= Task directions =
In the records below, find every line with the word "this" and copy it.

-- Data to examine follows --

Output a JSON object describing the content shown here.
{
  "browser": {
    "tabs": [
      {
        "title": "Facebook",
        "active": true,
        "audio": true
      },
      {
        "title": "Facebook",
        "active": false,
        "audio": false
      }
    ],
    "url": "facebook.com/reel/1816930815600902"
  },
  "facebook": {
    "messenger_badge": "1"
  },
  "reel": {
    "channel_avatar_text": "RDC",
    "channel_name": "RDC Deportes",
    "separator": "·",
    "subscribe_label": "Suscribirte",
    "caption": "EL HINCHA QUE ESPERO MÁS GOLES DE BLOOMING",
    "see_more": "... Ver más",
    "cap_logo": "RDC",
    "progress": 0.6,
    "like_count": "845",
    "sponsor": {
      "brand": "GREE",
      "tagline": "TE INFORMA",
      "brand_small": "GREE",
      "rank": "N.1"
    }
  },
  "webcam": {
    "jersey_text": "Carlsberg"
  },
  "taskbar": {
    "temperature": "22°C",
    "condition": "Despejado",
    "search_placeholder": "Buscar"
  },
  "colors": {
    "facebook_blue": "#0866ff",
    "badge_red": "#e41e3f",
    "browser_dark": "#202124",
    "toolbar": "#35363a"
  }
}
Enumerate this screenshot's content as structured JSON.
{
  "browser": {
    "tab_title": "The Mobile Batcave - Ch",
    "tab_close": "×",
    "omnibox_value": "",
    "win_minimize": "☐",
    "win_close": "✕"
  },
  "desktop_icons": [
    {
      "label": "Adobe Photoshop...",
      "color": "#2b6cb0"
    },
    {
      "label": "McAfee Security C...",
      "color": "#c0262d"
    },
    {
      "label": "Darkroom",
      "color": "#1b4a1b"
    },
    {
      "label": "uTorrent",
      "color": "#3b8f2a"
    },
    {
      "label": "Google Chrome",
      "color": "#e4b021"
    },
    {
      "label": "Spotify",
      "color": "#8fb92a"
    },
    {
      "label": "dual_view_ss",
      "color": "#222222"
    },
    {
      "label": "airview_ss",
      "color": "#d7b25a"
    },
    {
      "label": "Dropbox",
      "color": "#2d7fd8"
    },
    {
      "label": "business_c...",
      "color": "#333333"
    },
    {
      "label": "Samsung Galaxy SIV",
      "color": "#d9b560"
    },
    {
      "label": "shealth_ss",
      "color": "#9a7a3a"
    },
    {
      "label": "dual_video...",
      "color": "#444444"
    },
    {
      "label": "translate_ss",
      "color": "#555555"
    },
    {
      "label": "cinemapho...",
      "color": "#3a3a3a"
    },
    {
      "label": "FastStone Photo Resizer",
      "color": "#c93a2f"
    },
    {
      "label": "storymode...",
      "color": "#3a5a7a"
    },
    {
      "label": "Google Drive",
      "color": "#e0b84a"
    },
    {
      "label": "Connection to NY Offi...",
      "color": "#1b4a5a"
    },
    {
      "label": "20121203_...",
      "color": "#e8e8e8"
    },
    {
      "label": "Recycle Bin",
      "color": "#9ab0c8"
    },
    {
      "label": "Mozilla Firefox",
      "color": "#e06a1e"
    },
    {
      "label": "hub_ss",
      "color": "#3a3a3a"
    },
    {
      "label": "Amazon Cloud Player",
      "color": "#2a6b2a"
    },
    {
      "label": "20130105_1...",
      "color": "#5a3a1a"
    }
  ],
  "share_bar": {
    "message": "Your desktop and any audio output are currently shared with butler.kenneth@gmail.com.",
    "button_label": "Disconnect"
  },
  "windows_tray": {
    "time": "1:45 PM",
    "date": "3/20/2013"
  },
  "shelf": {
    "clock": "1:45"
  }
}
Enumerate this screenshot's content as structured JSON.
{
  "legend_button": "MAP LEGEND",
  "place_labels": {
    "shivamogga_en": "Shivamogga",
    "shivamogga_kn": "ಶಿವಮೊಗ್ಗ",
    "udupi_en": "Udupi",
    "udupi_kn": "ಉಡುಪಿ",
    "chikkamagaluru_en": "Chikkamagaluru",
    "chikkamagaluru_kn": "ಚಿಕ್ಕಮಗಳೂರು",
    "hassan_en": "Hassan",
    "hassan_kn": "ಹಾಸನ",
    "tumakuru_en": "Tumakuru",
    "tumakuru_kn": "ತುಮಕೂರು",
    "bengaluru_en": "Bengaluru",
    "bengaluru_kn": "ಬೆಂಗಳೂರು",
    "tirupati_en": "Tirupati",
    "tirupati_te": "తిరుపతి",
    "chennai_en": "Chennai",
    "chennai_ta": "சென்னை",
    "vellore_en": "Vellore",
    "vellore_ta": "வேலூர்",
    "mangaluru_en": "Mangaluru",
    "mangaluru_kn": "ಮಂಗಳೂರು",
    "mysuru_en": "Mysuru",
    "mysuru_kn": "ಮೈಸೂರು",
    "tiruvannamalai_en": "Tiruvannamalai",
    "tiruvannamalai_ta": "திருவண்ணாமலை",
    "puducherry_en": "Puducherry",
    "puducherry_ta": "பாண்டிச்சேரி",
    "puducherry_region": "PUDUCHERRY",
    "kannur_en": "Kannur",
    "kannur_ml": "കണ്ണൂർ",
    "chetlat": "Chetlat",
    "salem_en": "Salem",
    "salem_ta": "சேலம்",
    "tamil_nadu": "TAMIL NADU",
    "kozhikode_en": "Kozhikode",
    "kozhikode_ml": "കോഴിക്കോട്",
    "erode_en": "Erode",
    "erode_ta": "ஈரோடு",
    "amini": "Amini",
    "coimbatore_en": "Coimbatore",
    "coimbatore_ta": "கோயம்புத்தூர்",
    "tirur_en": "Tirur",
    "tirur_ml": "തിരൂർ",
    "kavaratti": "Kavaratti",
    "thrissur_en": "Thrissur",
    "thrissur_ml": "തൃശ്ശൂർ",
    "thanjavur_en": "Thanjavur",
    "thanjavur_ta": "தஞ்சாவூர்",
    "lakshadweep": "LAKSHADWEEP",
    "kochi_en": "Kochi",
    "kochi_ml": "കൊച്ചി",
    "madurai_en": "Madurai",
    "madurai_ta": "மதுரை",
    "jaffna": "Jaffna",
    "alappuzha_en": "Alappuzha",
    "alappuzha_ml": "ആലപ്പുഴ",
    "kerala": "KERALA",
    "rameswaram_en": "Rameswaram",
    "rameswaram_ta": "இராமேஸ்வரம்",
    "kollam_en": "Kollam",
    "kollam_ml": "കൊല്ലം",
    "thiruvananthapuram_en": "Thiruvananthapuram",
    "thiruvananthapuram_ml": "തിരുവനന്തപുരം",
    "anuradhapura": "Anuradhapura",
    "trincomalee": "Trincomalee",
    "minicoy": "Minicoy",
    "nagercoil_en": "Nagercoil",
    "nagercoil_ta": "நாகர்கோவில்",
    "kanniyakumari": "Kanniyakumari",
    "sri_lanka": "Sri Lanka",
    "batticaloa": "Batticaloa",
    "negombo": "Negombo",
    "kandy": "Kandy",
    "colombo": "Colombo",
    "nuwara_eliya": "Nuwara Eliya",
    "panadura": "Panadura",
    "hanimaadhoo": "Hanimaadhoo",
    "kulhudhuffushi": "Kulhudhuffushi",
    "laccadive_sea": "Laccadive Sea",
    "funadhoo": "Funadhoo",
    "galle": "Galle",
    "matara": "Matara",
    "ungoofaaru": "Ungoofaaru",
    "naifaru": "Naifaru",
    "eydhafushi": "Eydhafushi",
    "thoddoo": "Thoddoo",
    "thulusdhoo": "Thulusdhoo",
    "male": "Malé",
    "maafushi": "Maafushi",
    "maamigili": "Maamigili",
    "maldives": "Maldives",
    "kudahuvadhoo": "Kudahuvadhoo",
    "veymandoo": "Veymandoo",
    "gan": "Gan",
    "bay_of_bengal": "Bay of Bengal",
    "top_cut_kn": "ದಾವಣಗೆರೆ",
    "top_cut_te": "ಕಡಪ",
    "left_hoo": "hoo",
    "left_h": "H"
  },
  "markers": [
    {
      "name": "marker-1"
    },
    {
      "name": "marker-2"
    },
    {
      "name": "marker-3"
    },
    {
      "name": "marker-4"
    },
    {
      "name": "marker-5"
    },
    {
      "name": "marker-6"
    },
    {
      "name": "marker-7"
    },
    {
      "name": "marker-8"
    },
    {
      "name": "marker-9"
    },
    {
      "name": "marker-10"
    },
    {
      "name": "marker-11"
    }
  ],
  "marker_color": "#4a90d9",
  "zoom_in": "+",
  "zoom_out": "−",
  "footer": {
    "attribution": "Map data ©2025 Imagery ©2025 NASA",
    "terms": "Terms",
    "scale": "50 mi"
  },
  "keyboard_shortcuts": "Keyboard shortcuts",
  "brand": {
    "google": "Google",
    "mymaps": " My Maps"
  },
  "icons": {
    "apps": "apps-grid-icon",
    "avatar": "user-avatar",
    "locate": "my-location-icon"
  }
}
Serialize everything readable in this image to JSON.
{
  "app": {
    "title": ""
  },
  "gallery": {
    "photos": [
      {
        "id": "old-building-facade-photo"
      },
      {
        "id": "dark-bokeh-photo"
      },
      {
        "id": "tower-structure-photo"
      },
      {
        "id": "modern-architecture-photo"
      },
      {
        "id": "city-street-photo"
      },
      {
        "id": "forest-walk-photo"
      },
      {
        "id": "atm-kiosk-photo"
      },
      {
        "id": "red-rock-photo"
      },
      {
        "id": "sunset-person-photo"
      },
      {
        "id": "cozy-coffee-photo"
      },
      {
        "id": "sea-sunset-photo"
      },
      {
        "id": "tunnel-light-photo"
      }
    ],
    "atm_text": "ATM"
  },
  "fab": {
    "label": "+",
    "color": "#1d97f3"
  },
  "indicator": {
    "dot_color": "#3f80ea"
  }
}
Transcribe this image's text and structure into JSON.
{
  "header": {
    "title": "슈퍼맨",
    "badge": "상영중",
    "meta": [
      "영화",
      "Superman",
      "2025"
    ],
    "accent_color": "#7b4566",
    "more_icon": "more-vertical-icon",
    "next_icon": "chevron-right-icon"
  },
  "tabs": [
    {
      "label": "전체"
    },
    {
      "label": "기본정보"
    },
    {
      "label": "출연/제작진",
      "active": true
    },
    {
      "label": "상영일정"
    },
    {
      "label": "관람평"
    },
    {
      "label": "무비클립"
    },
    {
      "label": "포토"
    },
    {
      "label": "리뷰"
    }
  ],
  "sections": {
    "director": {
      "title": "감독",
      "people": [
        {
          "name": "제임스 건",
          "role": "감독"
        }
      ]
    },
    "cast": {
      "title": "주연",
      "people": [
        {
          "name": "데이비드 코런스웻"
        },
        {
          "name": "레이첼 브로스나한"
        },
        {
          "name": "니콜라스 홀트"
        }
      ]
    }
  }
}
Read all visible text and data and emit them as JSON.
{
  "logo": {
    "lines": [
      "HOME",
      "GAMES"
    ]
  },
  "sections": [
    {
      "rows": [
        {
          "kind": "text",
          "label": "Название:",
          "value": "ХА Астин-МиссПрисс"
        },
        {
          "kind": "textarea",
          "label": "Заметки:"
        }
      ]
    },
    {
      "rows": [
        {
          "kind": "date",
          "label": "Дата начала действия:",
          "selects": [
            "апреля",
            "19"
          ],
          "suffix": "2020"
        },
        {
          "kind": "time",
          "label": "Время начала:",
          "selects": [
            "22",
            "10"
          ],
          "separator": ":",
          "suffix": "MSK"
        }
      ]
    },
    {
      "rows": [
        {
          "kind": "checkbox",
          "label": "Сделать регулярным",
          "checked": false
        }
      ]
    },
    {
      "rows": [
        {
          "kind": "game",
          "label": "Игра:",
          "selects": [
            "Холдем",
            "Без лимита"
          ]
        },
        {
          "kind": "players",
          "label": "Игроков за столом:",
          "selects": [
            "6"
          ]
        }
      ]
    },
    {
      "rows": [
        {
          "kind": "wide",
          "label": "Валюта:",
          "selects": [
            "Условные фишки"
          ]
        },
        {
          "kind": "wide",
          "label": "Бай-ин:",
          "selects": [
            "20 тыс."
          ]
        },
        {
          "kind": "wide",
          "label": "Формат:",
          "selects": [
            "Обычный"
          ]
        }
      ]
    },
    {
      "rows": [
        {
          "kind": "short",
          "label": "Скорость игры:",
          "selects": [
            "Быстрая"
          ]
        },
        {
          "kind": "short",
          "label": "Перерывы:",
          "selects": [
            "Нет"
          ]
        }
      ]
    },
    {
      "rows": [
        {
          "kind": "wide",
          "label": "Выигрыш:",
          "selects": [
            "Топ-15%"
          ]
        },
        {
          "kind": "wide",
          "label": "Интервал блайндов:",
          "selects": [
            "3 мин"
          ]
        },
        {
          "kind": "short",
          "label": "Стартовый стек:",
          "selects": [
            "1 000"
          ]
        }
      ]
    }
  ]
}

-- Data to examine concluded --

= Exercise answer =
Enumerate this screenshot's content as structured JSON.
Enumerate this screenshot's content as structured JSON.
Serialize everything readable in this image to JSON.
Transcribe this image's text and structure into JSON.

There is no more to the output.